Casals also had some interesting comments about the shift from batch to real-time using Apache database tools. He said:

It is a change in the architecture. Before we were using analytics in a batch way, we were storing everything into Cassandra and then once a month just running them. Now what we do is we use technology called Apache Kafka, which is like the nervous system of our infrastructure. We get messages from start meters, from thermostats, from sensors, and all of that comes as a stream to us.

You can think of Cassandra as the long term memory, it is where we store everything that we derive from these messages. And then to glue everything together we use Apache Spark Streaming, which processes the data continuously – that’s like our short-term memory, we keep a state of what is the last temperature from a home, for example.

He said that there is no way that British Gas could have used traditional relational databases for British_Gas_logothe project, claiming that it when you are dealing with these amounts of data it “would never work”.

Casals said that other companies considering projects of this type need to really understand how the change in approach is dramatically different to batch/relational tools. He said:

I’d advise that they start thinking about their architecture in a streaming way from the very beginning. It’s very different kind of architecture. If you set up things in the old way, with a data lake with Hadoop, then you can only deliver things in a slow way. It can get insightful results, but they need to come at set times.

Whereas if you design everything in a streaming way, you can update these results in real-time. A state of the art stack is more like assembling pipelines of data. And if you don’t have this in mind from the beginning, the transition is very difficult.

The difficulty is that the kind of processes that you need to design are completely different. So you would have to rewrite all your code. You need different infrastructure.

Keeping all of them running, 24/7, as data starts to increase, it’s challenging. It is a kind of architecture that is not very well tested in terms of support. Operations and support is used to seeing if some computer is running or if there is disk space, for example.

But it’s more difficult to determine that one of the pipelines is still alive but not producing anything. Tooling for support isn’t very up to date.

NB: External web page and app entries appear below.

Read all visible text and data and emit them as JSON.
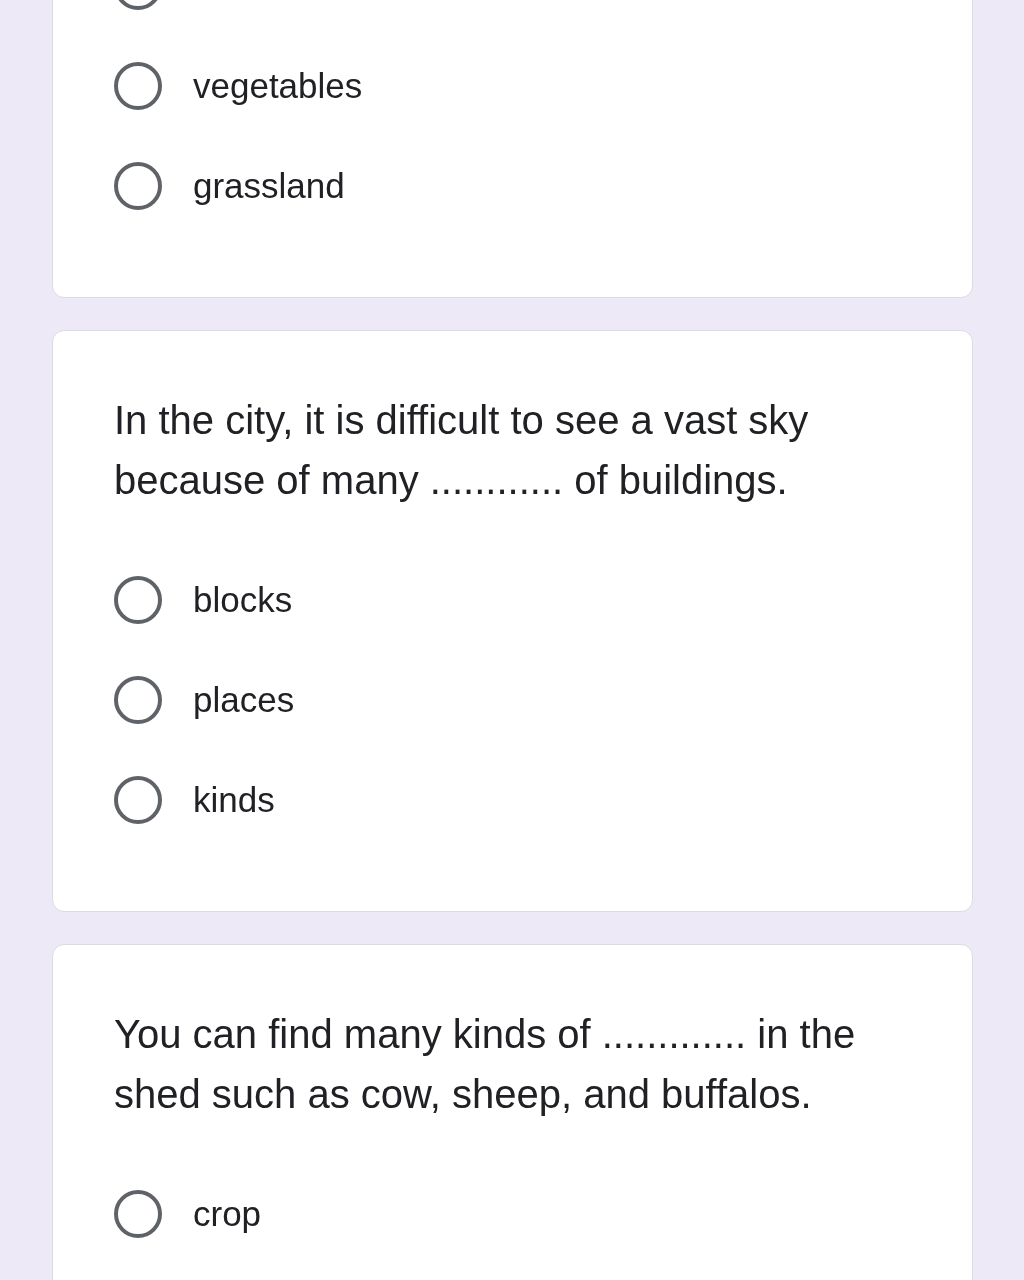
{
  "questions": [
    {
      "options": [
        {
          "selected": false
        },
        {
          "label": "vegetables",
          "selected": false
        },
        {
          "label": "grassland",
          "selected": false
        }
      ]
    },
    {
      "text": "In the city, it is difficult to see a vast sky because of many ............ of buildings.",
      "options": [
        {
          "label": "blocks",
          "selected": false
        },
        {
          "label": "places",
          "selected": false
        },
        {
          "label": "kinds",
          "selected": false
        }
      ]
    },
    {
      "text": "You can find many kinds of ............. in the shed such as cow, sheep, and buffalos.",
      "options": [
        {
          "label": "crop",
          "selected": false
        }
      ]
    }
  ]
}
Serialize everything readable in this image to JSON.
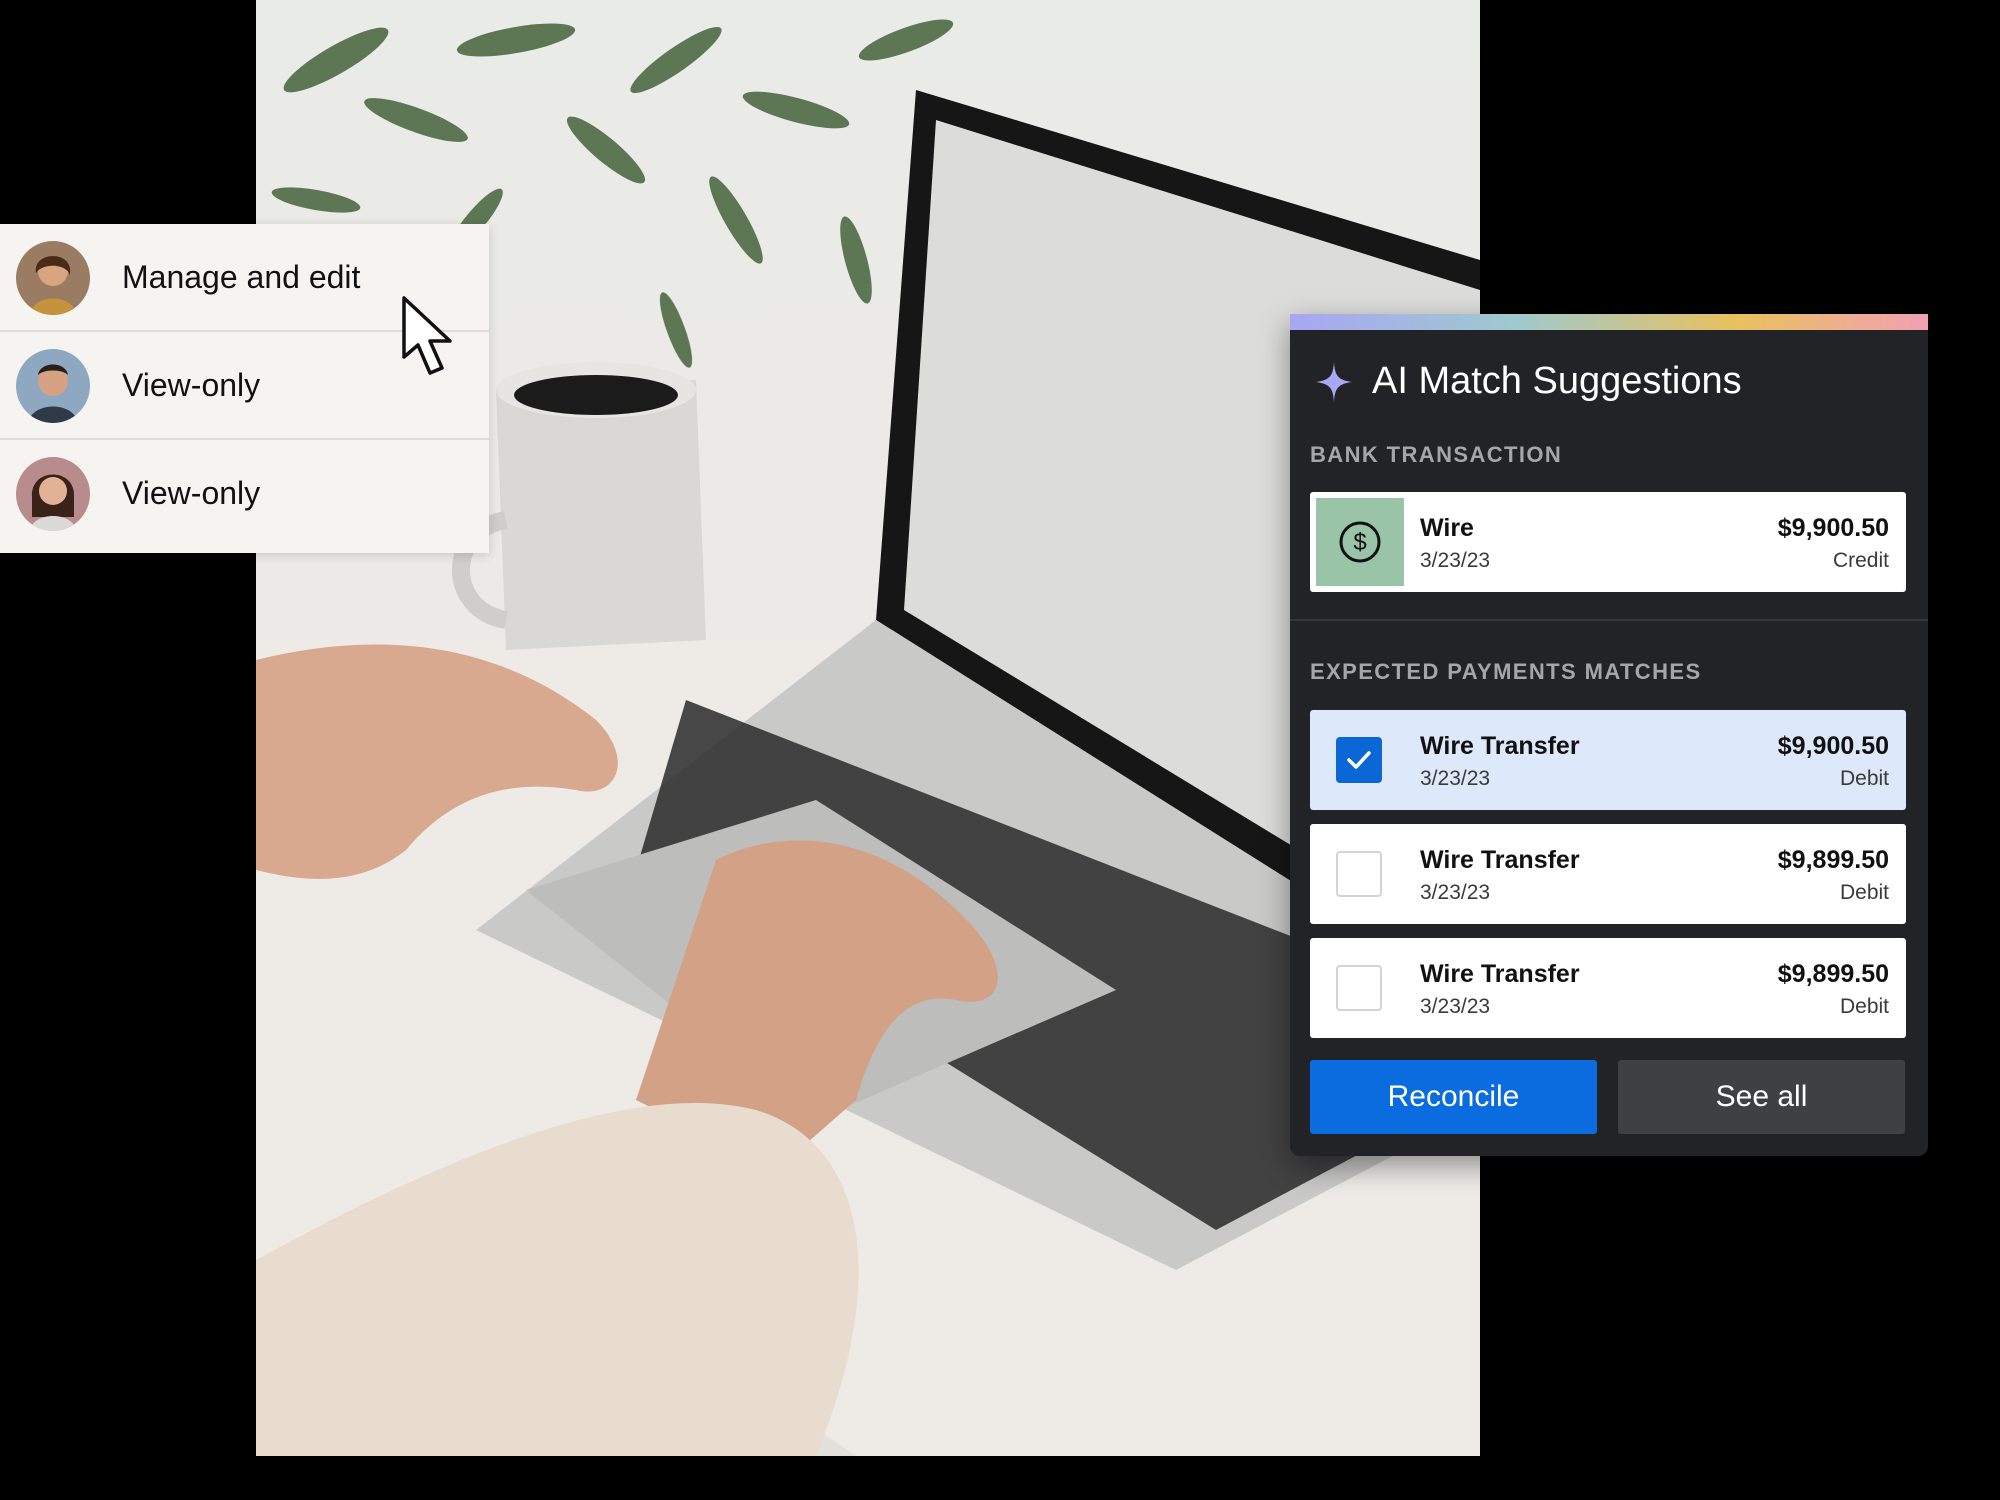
{
  "permissions": {
    "rows": [
      {
        "label": "Manage and edit"
      },
      {
        "label": "View-only"
      },
      {
        "label": "View-only"
      }
    ]
  },
  "ai_panel": {
    "title": "AI Match Suggestions",
    "bank_section_label": "BANK TRANSACTION",
    "bank_transaction": {
      "name": "Wire",
      "date": "3/23/23",
      "amount": "$9,900.50",
      "type": "Credit"
    },
    "matches_section_label": "EXPECTED PAYMENTS MATCHES",
    "matches": [
      {
        "name": "Wire Transfer",
        "date": "3/23/23",
        "amount": "$9,900.50",
        "type": "Debit",
        "checked": true
      },
      {
        "name": "Wire Transfer",
        "date": "3/23/23",
        "amount": "$9,899.50",
        "type": "Debit",
        "checked": false
      },
      {
        "name": "Wire Transfer",
        "date": "3/23/23",
        "amount": "$9,899.50",
        "type": "Debit",
        "checked": false
      }
    ],
    "reconcile_label": "Reconcile",
    "see_all_label": "See all"
  },
  "colors": {
    "accent": "#0b6ce0",
    "panel_bg": "#222326",
    "selected_row": "#dde8fa",
    "dollar_tile": "#9ac4a8"
  }
}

We are getting more and more data, some pipes have 30 thousand messages per second. Everything works well in a test environment, but when you scale you experience a whole new set of challenges.